Paper short abstract:
A presentation of the Atlas: MATRIX*, a site-specific installation born from the collaboration of an artist and an anthropologist, opens up for new reflections on research processes, collaborations and the subtle and intricate ramifications of colonial legacies in Lisbon.
Paper long abstract:
In 2017 Lisbon-based EBANO Collective hosted the first international encounter of #Colleex, a network for ethnographic experimentation and collaboration, in the Tropical Garden of Lisbon, with the intent to raise awareness on the unproblematized colonial past in which the garden is imbued.
Atlas: MATRIX was a site-specific installation developed for the occasion by the authors of this presentation, an anthropologist (member of EBANO) and an artist that individuated in the matrix - an object or concept from where something originates - a common element of their different research paths, one focusing on archives of maternal bodies in Lisbon, the other on material structures that originate shapes and modulate or domesticate tridimensional surfaces. A reflection on the multiple declinations of the matrix, from the uterus of mid-19th-century midwifery to the fragments from which ceramic objects may take shape, from geological structures to architectonic models, set the base for the installation.
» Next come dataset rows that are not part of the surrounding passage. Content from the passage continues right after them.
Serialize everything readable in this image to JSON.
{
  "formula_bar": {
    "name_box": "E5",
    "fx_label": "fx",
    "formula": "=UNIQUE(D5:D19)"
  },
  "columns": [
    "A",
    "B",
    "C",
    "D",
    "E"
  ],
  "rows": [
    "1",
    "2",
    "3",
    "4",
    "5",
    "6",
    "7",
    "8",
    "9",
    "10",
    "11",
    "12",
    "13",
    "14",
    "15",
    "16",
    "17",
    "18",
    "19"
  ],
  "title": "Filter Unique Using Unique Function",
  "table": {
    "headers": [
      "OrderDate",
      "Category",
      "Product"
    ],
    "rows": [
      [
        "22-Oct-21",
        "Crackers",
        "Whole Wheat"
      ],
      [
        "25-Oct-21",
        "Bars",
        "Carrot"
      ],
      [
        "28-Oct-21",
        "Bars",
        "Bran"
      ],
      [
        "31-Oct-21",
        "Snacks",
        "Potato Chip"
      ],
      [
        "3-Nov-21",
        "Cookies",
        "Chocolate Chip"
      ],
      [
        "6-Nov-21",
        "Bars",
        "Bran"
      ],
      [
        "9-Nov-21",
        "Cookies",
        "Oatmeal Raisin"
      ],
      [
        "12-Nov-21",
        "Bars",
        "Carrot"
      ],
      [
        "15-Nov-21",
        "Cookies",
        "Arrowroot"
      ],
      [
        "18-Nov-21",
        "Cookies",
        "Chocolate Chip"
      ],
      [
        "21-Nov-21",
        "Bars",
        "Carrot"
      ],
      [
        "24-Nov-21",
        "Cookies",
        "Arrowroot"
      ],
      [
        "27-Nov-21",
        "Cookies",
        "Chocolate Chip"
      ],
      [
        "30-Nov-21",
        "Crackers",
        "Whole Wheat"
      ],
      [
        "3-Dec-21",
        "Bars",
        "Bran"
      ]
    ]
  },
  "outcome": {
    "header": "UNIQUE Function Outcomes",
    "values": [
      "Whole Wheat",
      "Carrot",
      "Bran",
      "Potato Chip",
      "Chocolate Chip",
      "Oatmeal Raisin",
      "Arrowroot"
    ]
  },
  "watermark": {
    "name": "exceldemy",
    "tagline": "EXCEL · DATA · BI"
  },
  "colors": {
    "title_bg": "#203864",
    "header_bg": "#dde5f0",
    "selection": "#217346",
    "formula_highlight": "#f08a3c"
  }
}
Combining original artistic objects (ceramics) and experimental fieldwork's devices (pregnant belly casts) with materials from the Tropical Garden partly archived (maps and soil charts from ex-Portuguese colonies), partly abandoned in the colonial pavilions (drawers, colonial woods), the installation enabled the spectators to play with the elements to create new narratives and explore multiple declinations of the matrix, while highlighting the subtle and intricate ramifications of colonial legacies. In this presentation, we propose to reflect on our collaboration that put into dialogue the materiality of the data with the research processes, bringing the audience as active participants of the work-in-progress.
Doing, making, collaborating: art as anthropology